 Book Review

 

The American Revolution Resurgent

By Raphael G. Kazmann

Washington, D.C.: Scott-Townsend Publishers, 1993

 

Reviewed by Dwight D. Murphey 

 

            Until his retirement in 1982, Raphael Kazmann was a professor of civil engineering at Louisiana State University.  It is the tendency of a true intellect to range widely, with the result in Kazmann’s case that he brings his practical wisdom to bear on issues of moral philosophy, political economy and economics.  In this book, he has applied liberalism (in its classical rather than its twentieth century American statist sense) to a variety of contemporary issues.  He has at the same time restated classical liberalism’s fundamental theory in a semantic of “democracy” that is most attractive in our own century.

            Several themes stand out:

            First, he has drawn his philosophy from such classical liberal stalwarts as Frederic Bastiat, Alexis de Tocqueville, Ayn Rand, and the Austrian economists.  So much does their thinking undergird his discussion that it is helpful to think of the book as at least in part an application of their analysis to current topics in American economics and politics.  Readers will find the book an excellent contemporary primer on classical liberalism.

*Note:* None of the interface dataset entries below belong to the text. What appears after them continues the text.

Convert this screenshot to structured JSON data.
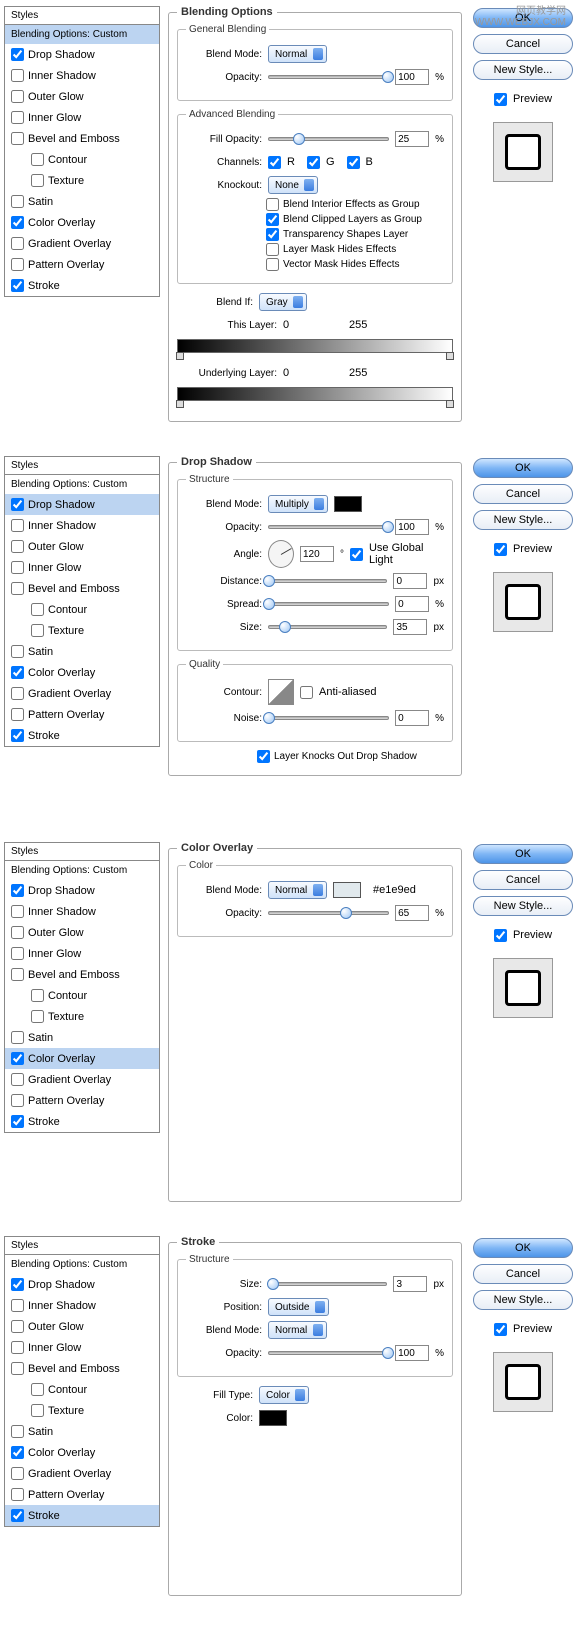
{
  "watermark": {
    "line1": "网页教学网",
    "line2": "WWW.WEBJX.COM"
  },
  "styles_list": {
    "header": "Styles",
    "options_header": "Blending Options: Custom",
    "items": [
      {
        "label": "Drop Shadow",
        "checked": true
      },
      {
        "label": "Inner Shadow",
        "checked": false
      },
      {
        "label": "Outer Glow",
        "checked": false
      },
      {
        "label": "Inner Glow",
        "checked": false
      },
      {
        "label": "Bevel and Emboss",
        "checked": false
      },
      {
        "label": "Contour",
        "checked": false,
        "indent": true
      },
      {
        "label": "Texture",
        "checked": false,
        "indent": true
      },
      {
        "label": "Satin",
        "checked": false
      },
      {
        "label": "Color Overlay",
        "checked": true
      },
      {
        "label": "Gradient Overlay",
        "checked": false
      },
      {
        "label": "Pattern Overlay",
        "checked": false
      },
      {
        "label": "Stroke",
        "checked": true
      }
    ]
  },
  "buttons": {
    "ok": "OK",
    "cancel": "Cancel",
    "new_style": "New Style...",
    "preview": "Preview"
  },
  "panel1": {
    "title": "Blending Options",
    "general_legend": "General Blending",
    "blend_mode_label": "Blend Mode:",
    "blend_mode_value": "Normal",
    "opacity_label": "Opacity:",
    "opacity_value": "100",
    "opacity_unit": "%",
    "advanced_legend": "Advanced Blending",
    "fill_opacity_label": "Fill Opacity:",
    "fill_opacity_value": "25",
    "fill_opacity_unit": "%",
    "channels_label": "Channels:",
    "ch_r": "R",
    "ch_g": "G",
    "ch_b": "B",
    "knockout_label": "Knockout:",
    "knockout_value": "None",
    "adv_checks": [
      {
        "label": "Blend Interior Effects as Group",
        "checked": false
      },
      {
        "label": "Blend Clipped Layers as Group",
        "checked": true
      },
      {
        "label": "Transparency Shapes Layer",
        "checked": true
      },
      {
        "label": "Layer Mask Hides Effects",
        "checked": false
      },
      {
        "label": "Vector Mask Hides Effects",
        "checked": false
      }
    ],
    "blend_if_label": "Blend If:",
    "blend_if_value": "Gray",
    "this_layer_label": "This Layer:",
    "this_layer_lo": "0",
    "this_layer_hi": "255",
    "underlying_label": "Underlying Layer:",
    "underlying_lo": "0",
    "underlying_hi": "255",
    "selected": "Blending Options: Custom"
  },
  "panel2": {
    "title": "Drop Shadow",
    "structure_legend": "Structure",
    "blend_mode_label": "Blend Mode:",
    "blend_mode_value": "Multiply",
    "swatch_color": "#000000",
    "opacity_label": "Opacity:",
    "opacity_value": "100",
    "opacity_unit": "%",
    "angle_label": "Angle:",
    "angle_value": "120",
    "angle_unit": "°",
    "use_global_light": "Use Global Light",
    "distance_label": "Distance:",
    "distance_value": "0",
    "distance_unit": "px",
    "spread_label": "Spread:",
    "spread_value": "0",
    "spread_unit": "%",
    "size_label": "Size:",
    "size_value": "35",
    "size_unit": "px",
    "quality_legend": "Quality",
    "contour_label": "Contour:",
    "anti_aliased": "Anti-aliased",
    "noise_label": "Noise:",
    "noise_value": "0",
    "noise_unit": "%",
    "layer_knocks": "Layer Knocks Out Drop Shadow",
    "selected": "Drop Shadow"
  },
  "panel3": {
    "title": "Color Overlay",
    "color_legend": "Color",
    "blend_mode_label": "Blend Mode:",
    "blend_mode_value": "Normal",
    "swatch_color": "#e1e9ed",
    "swatch_hex": "#e1e9ed",
    "opacity_label": "Opacity:",
    "opacity_value": "65",
    "opacity_unit": "%",
    "selected": "Color Overlay"
  },
  "panel4": {
    "title": "Stroke",
    "structure_legend": "Structure",
    "size_label": "Size:",
    "size_value": "3",
    "size_unit": "px",
    "position_label": "Position:",
    "position_value": "Outside",
    "blend_mode_label": "Blend Mode:",
    "blend_mode_value": "Normal",
    "opacity_label": "Opacity:",
    "opacity_value": "100",
    "opacity_unit": "%",
    "fill_type_label": "Fill Type:",
    "fill_type_value": "Color",
    "color_label": "Color:",
    "swatch_color": "#000000",
    "selected": "Stroke"
  }
}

            Kazmann holds steady with classical liberal premises, taking us back to fundamentals.  This is very much a virtue in an age that tends so easily to proceed without reference to those fundamentals (such as Americans are doing with regard to the principle of federalism, as we allow more and more governmental functions to be centralized in Washington, virtually without discussion of the whole issue of what used to be called “the division of powers”).

            A second salient characteristic of the book is Kazmann’s application of natural law theory.  He argues persuasively that principles of society can be distilled from experience that are on a par with physical laws.  Run contrary to them, and the consequences will be injurious—if not sooner, then later.  Human beings cannot do with impunity just anything they decide to do; there are realities they must take into account.  What are these realities?  Kazmann finds them, as we would expect, in such insights of classical liberalism and of basic moral theory as “do not steal,” “do not lie,” and “do not murder,” each of which has extended applications in a number of areas.

            Third, Kazmann relates classical liberalism to “democracy.”  Vital to his argument is his contention that the most enlightened definition of that term necessarily involves, as a major ingredient, the society’s ongoing adherence to the principles of morality (i.e., of natural law).  The reader will notice that for Kazmann this makes the substantive doctrines of classical liberalism virtually coterminous with democracy.  Should anyone argue that this is simply an ideological preemptive strike, seizing for a certain philosophy the benefits of yet another of the great emotive words—e.g., freedom, justice and equality—by which people guide their attachments, let it be answered that that is precisely what each of the other philosophies has done.  There is no reason for classical liberalism to do any less.  Whether the claim is valid or not must be judged by whether the philosophy as a whole is sound: if it is, its claim to the word is acceptable; if it is not, then the claim is spurious.

            Fourth, the book makes valuable contributions through the author’s discussion of specific issues.  His chronological history of the German hyperinflation of 1922-3 is astounding to anyone who hasn’t seen it anywhere else before—as I haven’t.  He gives tables showing the growth of transfer payments in the United States, of Social Security rates, and of youth unemployment.  Kazmann’s background as an engineer makes especially rewarding his discussion of the problems inherent in water resource programs and in environmental protection.  (It is almost providential that the great Midwestern floods of 1993 came along when they did to show just how right his criticisms of government water programs have been.)

            Always readable, always interesting, and relatively brief in its span of 186 pages, The American Revolution Resurgent deserves a wide circulation.  It is a book that every American should read.